PROMPT. Below are records; give the number of their lines that hold the word "advanced", and write nothing more.

DATASET.
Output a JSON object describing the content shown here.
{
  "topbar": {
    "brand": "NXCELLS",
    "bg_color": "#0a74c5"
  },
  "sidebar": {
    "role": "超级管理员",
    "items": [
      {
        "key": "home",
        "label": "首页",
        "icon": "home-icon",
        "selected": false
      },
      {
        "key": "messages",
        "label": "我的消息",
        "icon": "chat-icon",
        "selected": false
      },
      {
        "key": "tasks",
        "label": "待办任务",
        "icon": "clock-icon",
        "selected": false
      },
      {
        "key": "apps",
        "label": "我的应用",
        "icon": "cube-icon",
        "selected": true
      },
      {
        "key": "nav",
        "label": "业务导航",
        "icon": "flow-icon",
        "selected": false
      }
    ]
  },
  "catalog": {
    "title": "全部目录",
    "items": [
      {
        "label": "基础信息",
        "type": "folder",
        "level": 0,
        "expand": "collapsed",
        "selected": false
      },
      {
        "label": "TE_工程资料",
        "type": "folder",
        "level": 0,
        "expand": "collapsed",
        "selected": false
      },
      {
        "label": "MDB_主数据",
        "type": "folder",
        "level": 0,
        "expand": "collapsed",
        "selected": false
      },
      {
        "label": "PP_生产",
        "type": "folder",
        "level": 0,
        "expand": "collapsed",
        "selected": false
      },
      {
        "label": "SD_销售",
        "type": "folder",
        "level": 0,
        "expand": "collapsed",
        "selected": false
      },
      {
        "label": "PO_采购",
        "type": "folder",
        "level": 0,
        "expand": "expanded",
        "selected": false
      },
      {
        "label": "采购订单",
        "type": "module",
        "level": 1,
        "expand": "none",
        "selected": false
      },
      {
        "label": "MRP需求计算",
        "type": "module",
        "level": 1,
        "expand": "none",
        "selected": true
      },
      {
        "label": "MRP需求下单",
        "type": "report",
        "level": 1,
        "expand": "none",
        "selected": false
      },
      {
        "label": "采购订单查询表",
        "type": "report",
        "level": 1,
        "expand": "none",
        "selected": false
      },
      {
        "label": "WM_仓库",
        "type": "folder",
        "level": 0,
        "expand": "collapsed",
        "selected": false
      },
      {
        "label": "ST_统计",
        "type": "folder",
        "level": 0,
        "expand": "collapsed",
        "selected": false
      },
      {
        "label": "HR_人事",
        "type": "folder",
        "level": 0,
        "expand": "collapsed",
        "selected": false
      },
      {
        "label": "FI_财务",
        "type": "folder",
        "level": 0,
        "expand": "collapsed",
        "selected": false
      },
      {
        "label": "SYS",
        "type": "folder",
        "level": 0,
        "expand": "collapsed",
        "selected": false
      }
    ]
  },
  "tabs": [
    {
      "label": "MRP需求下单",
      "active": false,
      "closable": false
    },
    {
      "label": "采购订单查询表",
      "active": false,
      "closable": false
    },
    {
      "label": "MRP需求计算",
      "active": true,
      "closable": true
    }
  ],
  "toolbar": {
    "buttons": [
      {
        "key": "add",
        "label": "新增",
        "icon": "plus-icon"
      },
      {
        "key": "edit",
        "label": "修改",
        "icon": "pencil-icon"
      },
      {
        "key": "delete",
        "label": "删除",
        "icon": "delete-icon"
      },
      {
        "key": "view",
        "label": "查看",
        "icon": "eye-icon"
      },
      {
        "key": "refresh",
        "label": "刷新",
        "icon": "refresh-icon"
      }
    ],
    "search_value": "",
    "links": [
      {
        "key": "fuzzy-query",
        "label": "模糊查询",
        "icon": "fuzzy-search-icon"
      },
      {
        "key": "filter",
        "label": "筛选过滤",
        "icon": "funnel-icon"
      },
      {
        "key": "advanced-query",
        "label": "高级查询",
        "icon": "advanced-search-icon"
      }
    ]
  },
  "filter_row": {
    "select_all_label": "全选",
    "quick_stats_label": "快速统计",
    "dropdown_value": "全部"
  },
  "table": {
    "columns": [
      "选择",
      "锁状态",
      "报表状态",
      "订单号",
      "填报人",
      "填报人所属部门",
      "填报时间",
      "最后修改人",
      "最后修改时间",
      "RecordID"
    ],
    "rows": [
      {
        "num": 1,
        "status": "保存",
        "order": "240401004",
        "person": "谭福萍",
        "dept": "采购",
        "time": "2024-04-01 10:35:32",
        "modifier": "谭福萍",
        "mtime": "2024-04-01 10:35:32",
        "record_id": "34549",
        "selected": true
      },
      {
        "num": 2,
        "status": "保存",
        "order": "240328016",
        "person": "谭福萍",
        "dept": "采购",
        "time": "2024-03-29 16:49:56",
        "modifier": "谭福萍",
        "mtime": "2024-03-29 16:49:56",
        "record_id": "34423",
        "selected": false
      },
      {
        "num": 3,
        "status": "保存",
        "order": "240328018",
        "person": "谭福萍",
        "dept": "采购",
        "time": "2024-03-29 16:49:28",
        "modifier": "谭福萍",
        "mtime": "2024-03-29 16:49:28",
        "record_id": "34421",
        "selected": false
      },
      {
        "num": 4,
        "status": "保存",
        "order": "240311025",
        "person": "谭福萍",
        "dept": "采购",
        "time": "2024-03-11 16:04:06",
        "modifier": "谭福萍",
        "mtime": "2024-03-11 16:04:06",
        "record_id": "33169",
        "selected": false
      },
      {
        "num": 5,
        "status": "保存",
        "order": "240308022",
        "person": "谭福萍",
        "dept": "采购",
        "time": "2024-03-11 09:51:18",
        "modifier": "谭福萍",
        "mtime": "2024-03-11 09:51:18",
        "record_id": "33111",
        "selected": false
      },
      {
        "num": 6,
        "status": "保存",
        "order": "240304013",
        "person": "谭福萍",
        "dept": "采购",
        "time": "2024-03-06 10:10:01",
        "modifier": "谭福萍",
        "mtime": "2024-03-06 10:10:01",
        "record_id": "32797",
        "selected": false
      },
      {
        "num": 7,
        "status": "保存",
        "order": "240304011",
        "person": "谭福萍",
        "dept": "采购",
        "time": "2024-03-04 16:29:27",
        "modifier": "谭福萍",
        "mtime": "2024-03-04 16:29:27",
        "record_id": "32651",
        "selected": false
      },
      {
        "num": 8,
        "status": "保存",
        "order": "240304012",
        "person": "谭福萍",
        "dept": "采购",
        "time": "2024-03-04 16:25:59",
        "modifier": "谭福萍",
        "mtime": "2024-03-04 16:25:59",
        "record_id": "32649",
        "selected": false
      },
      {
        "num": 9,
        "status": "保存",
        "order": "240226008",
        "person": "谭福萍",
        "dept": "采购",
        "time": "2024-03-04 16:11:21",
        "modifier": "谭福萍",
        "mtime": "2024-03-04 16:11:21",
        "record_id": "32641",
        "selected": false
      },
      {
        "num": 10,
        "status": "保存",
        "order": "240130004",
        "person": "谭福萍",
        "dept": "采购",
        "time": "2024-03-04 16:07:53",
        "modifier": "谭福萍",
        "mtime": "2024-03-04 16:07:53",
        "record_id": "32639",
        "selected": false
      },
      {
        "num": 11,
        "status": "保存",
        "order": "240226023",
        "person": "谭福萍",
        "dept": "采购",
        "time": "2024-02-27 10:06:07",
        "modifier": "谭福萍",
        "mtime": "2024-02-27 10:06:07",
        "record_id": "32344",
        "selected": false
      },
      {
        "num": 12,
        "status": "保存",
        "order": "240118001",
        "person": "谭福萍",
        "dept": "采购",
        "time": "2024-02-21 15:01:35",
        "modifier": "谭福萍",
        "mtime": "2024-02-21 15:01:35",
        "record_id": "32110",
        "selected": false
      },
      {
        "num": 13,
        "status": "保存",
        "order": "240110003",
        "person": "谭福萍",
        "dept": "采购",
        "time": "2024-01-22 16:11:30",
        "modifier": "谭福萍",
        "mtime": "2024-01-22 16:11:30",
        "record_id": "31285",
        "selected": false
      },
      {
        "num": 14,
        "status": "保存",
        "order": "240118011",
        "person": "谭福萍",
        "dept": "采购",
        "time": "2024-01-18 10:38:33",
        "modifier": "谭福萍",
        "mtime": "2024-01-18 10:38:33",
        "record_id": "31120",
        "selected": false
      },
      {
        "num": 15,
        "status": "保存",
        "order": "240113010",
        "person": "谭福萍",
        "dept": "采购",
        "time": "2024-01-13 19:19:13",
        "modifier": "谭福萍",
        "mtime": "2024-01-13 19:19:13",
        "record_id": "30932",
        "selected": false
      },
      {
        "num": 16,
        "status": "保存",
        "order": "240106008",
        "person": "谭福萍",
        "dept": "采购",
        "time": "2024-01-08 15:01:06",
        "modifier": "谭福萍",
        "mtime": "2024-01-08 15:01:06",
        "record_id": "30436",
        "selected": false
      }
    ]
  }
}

OUTPUT. 2